● EXERCISE DETAILS
Please show all lines of the records that include "color".

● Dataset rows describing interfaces
_ _ _ _ _

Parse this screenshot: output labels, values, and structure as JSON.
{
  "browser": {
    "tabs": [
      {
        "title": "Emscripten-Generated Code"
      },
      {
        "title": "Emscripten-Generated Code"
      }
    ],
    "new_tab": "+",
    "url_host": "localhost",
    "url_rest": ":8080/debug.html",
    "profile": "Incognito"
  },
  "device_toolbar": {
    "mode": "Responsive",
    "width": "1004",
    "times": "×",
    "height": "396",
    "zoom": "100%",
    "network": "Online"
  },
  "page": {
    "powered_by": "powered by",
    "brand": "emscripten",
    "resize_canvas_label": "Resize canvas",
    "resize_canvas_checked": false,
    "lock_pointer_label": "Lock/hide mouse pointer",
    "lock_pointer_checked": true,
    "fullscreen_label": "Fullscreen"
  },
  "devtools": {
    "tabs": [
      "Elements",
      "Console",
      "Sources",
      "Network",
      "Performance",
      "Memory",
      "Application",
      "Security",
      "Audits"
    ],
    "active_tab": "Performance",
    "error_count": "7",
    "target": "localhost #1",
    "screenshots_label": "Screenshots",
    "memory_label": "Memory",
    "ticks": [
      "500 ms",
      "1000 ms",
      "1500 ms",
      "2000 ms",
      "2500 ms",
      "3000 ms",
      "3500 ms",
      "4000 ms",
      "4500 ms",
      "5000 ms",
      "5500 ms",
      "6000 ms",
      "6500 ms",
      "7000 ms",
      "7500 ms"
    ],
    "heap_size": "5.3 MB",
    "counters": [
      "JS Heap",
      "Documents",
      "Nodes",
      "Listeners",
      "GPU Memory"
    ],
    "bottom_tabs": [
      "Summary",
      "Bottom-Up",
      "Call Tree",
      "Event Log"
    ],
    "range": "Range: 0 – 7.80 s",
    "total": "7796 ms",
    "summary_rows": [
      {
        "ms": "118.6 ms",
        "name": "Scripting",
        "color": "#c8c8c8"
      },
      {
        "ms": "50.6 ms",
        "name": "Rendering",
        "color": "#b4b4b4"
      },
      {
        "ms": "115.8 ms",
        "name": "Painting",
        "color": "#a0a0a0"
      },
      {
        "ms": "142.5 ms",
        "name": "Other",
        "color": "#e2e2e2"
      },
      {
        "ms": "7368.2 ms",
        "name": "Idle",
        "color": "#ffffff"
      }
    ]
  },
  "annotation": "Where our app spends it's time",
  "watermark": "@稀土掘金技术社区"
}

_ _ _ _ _

● ANSWER TO THE EXERCISE
        "color": "#c8c8c8"
        "color": "#b4b4b4"
        "color": "#a0a0a0"
        "color": "#e2e2e2"
        "color": "#ffffff"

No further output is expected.